"I'm not going to dignify the letter with a response," he said. "I find it amusing that former credit union leaders turned bankers had to form their own group to justify their decisions to convert."
Rohden said he was "inspired" to get involved in educating members after reading CU Journal Editor Frank Diekmann's column (March 21), titled "Two Intertwined Texas Tales That Are All About Trust." In that piece, Diekmann addressed the proposed conversions of Dallas/Ft. Worth metroplex credit unions Community CU and OmniAmerican CU and criticized the Texas Credit Union League for not being proactive in providing information to members on how conversions impact them. In it, he asked, "If credit union leagues aren't willing to stand up and defend the value of credit unions, who will?"
Rohden said, "That was a great editorial and one of the reasons I'm doing this."
His first action was notifying one credit union in his area that his CU would put up $1,000 toward an ad campaign aimed at informing members of CCU's and OmniAmerican's pending conversions.
He said word about his offer apparently spread after he wrote a letter to Henry Wirz, CEO of SAFE CU, Sacramento, Calif., after learning Wirz said he favors allowing banks to participate in credit union shared service centers. "Who's side are you on, anyway?" Rohden asked Wirz.
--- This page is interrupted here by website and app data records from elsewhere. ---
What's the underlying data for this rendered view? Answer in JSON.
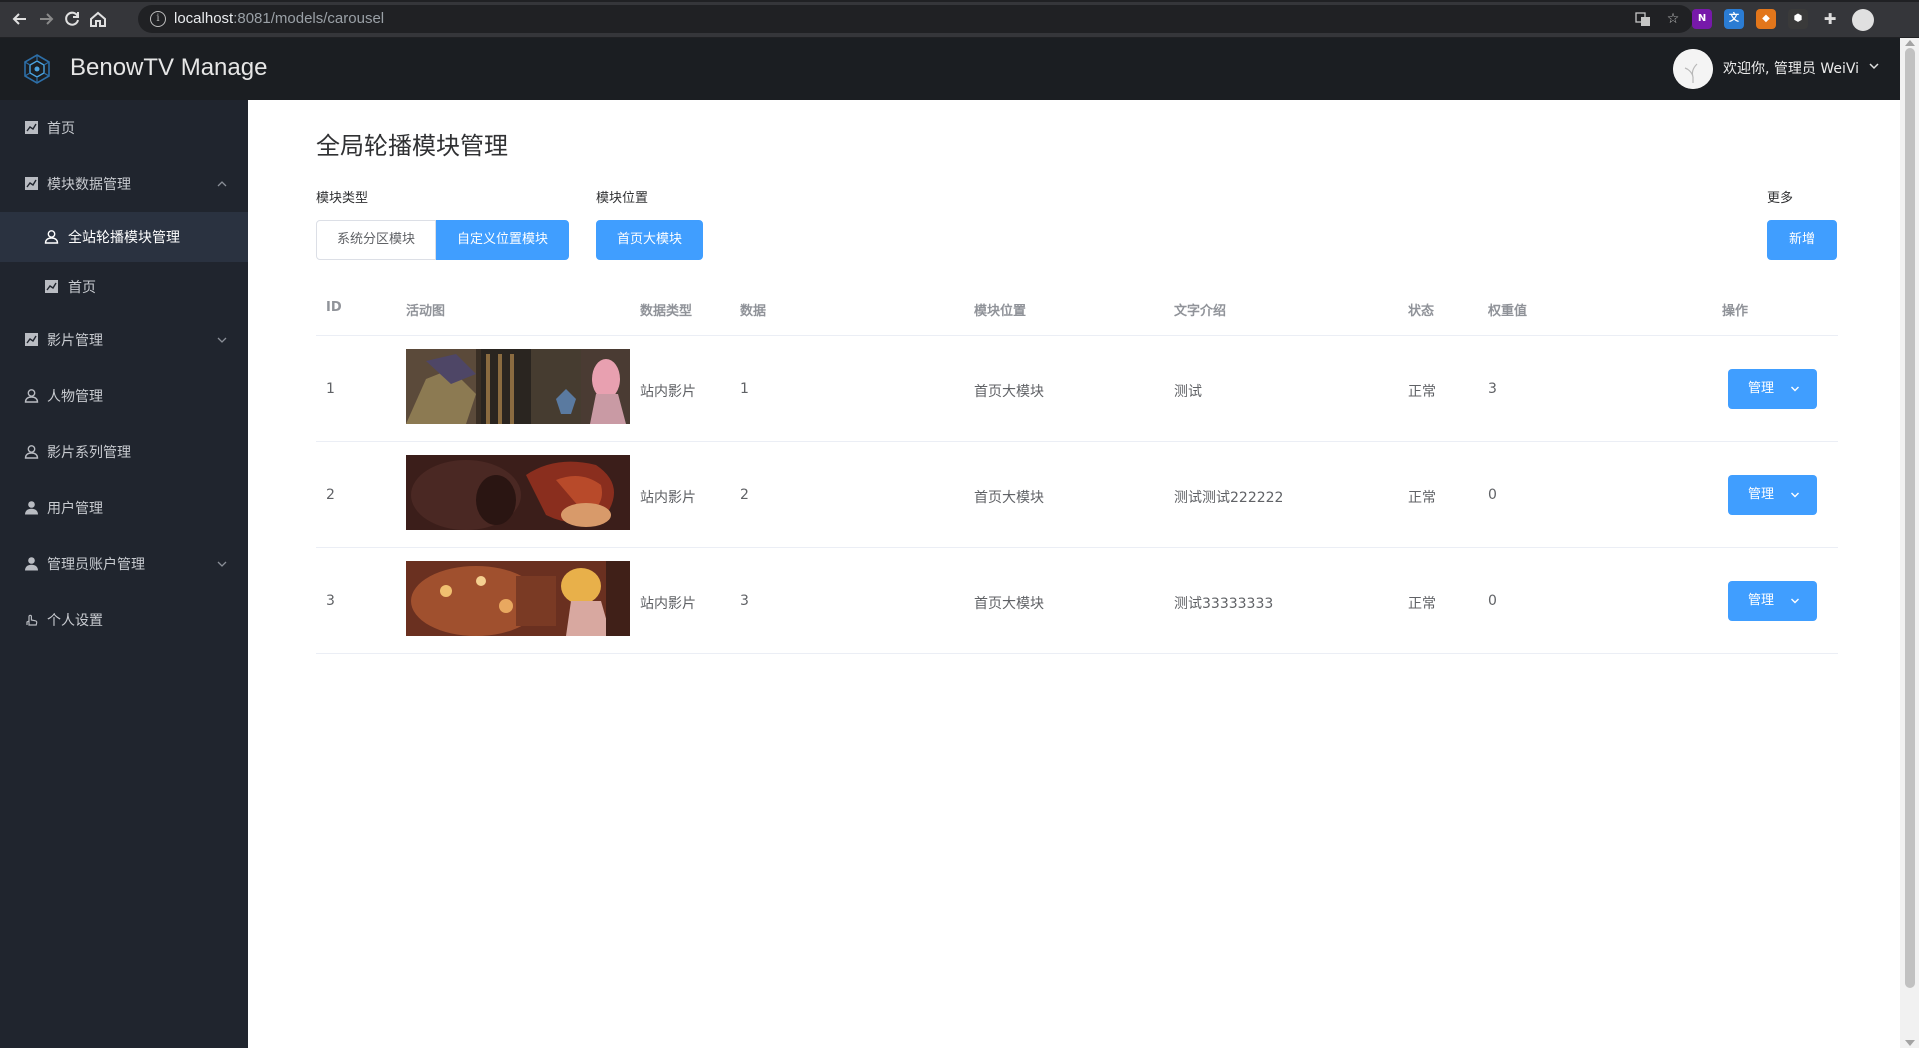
{
  "browser": {
    "url_host": "localhost",
    "url_rest": ":8081/models/carousel"
  },
  "header": {
    "app_title": "BenowTV Manage",
    "greeting": "欢迎你, 管理员 WeiVi"
  },
  "sidebar": {
    "items": [
      {
        "label": "首页"
      },
      {
        "label": "模块数据管理"
      },
      {
        "label": "全站轮播模块管理"
      },
      {
        "label": "首页"
      },
      {
        "label": "影片管理"
      },
      {
        "label": "人物管理"
      },
      {
        "label": "影片系列管理"
      },
      {
        "label": "用户管理"
      },
      {
        "label": "管理员账户管理"
      },
      {
        "label": "个人设置"
      }
    ]
  },
  "main": {
    "title": "全局轮播模块管理",
    "filters": {
      "type_label": "模块类型",
      "type_options": [
        "系统分区模块",
        "自定义位置模块"
      ],
      "type_selected": "自定义位置模块",
      "position_label": "模块位置",
      "position_value": "首页大模块",
      "more_label": "更多",
      "add_label": "新增"
    },
    "table": {
      "headers": [
        "ID",
        "活动图",
        "数据类型",
        "数据",
        "模块位置",
        "文字介绍",
        "状态",
        "权重值",
        "操作"
      ],
      "rows": [
        {
          "id": "1",
          "data_type": "站内影片",
          "data": "1",
          "position": "首页大模块",
          "intro": "测试",
          "status": "正常",
          "weight": "3",
          "action": "管理"
        },
        {
          "id": "2",
          "data_type": "站内影片",
          "data": "2",
          "position": "首页大模块",
          "intro": "测试测试222222",
          "status": "正常",
          "weight": "0",
          "action": "管理"
        },
        {
          "id": "3",
          "data_type": "站内影片",
          "data": "3",
          "position": "首页大模块",
          "intro": "测试33333333",
          "status": "正常",
          "weight": "0",
          "action": "管理"
        }
      ]
    }
  },
  "colors": {
    "primary": "#409eff",
    "sidebar_bg": "#20252e",
    "header_bg": "#1b1e22"
  }
}
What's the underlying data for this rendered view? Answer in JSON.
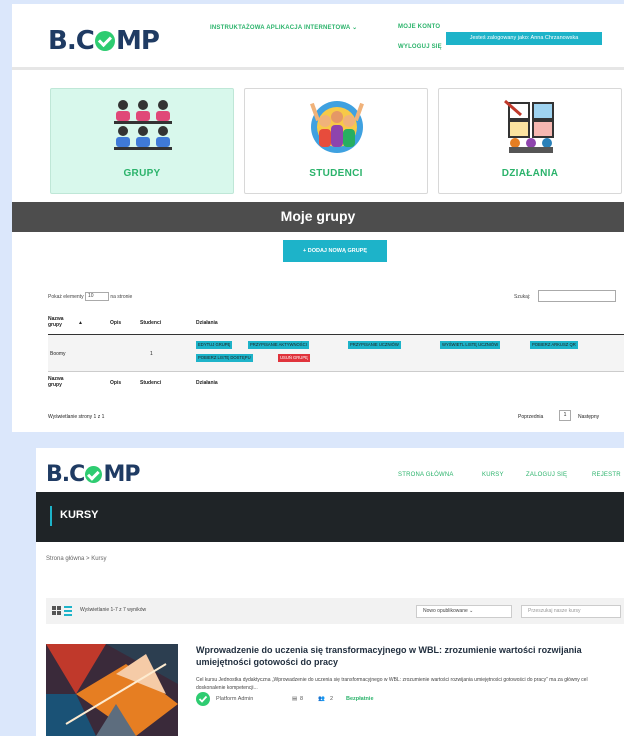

Rohden's letter went on to state, "The fact that CCU plans to jump charters and convert millions and millions of dollars from CUs to banks should make every credit union person sick. If CCU management and directors want to work for a bank, maybe they should just resign their positions and apply at a bank."
He went on to explain how service center networks were created so credit unions could compete with the big banks that could afford to place a branch on every corner.
"Why would any credit union choose to give up one of its competitive advantages and simply allow the competition to use it too?"
With the vote on the conversion at Community Credit Union now under way, Rohden said he felt compelled to take immediate action. "Something has to be done before these members get the wool pulled over their eyes," he said.
Since his initial ad campaign pledge, officials from two other CUs called to express interest in supporting the advertising effort, Rohden said, adding that he expected much more support once the news hit the presses. Rohden estimated the cost for an ad in the Dallas press would run about $10,000.
"If Mr. Rohden and other credit union leaders wish to help educate the credit union members in question, more power to them," Ensweiler's letter stated.